SCITUATE, R.I. (WPRI) – The Rhode Island State Police has a nine-member team poised to review the thousands of pages of documents from the 38 Studios lawsuit set to be released by the courts, the Target 12 Investigators have learned.
Lt. Colonel Todd Catlow said the State Police Financial Crimes Unit has been charged with combing through the material.
“We have six sworn members and three civilian members that will be looking through those documents,” Catlow said. “Their goal is to uncover activity that would support a criminal charge.”
Catlow said the Financial Crimes Unit has been working an on-going probe into the controversial 38 Studios deal for years, making those investigators intimately familiar with the case.
“Some of the information we may already have through our own investigation,” Catlow said. “If there is information out there we don’t have already we want to see it, we want to see where it takes us.”
Late last month R.I. Superior Court Judge Michael Silverstein ordered the materials be unsealed as requested by Max Wistow, the state’s lead attorney.
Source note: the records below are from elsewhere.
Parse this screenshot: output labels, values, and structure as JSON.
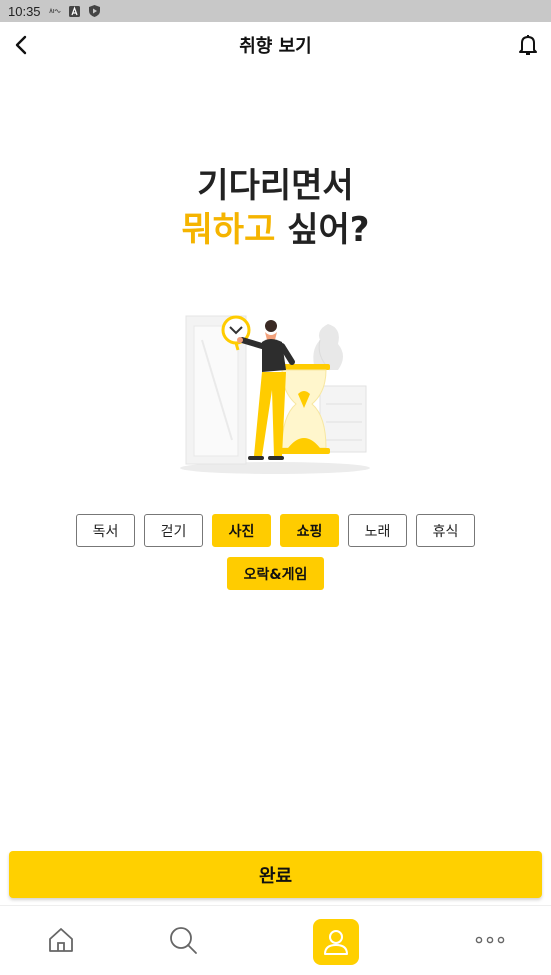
{
  "status_bar": {
    "time": "10:35"
  },
  "header": {
    "title": "취향 보기"
  },
  "headline": {
    "line1": "기다리면서",
    "accent": "뭐하고",
    "line2_rest": " 싶어?"
  },
  "chips": [
    {
      "label": "독서",
      "selected": false
    },
    {
      "label": "걷기",
      "selected": false
    },
    {
      "label": "사진",
      "selected": true
    },
    {
      "label": "쇼핑",
      "selected": true
    },
    {
      "label": "노래",
      "selected": false
    },
    {
      "label": "휴식",
      "selected": false
    },
    {
      "label": "오락&게임",
      "selected": true
    }
  ],
  "done_button": {
    "label": "완료"
  },
  "bottom_nav": [
    {
      "icon": "home-icon"
    },
    {
      "icon": "search-icon"
    },
    {
      "icon": "profile-icon",
      "active": true
    },
    {
      "icon": "more-icon"
    }
  ],
  "colors": {
    "accent": "#ffcc00",
    "accent_text": "#f5b400"
  }
}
Among the documents set to see the light of day are depositions among key players including disgraced former House Speaker Gordon Fox.
As Target 12 first reported, Silverstein issued an order late Tuesday seeking any objections to the release of certain material. The judge has scheduled two hearings for next week to hear any concerns and ultimately decide if some documents will remain under wraps.
Catlow said the state police could petition the court through the attorney general’s office to release any material that may remain sealed.
On Tuesday Superior Court Clerk Henry Kinch Jr. said the documents could get released next week. Kinch said they are leaning toward providing a link on the judiciary website for people to review for themselves.
“The Financial Crimes Unit has been in touch with the clerk’s office to get some type of idea on how they are going to proceed,” said Catlow.
In court last month Wistow said the lawsuit has involved more than 100 deposition days and 67 witnesses. The lawsuit was filed against the architects of the 38 Studios deal by the Chafee administration in November 2012, a few months after the company filed for bankruptcy. The failed deal left taxpayers on the hook to repay about $89 million on bonds floated to lure the company to Rhode Island.
Catlow said the long-running investigation into 38 Studios is still active.
“We’ve reviewed it with the attorney general’s office,” he said. “We’ve worked hand in hand with the attorney general, with his staff and this investigation is basically in the review stages at this point.”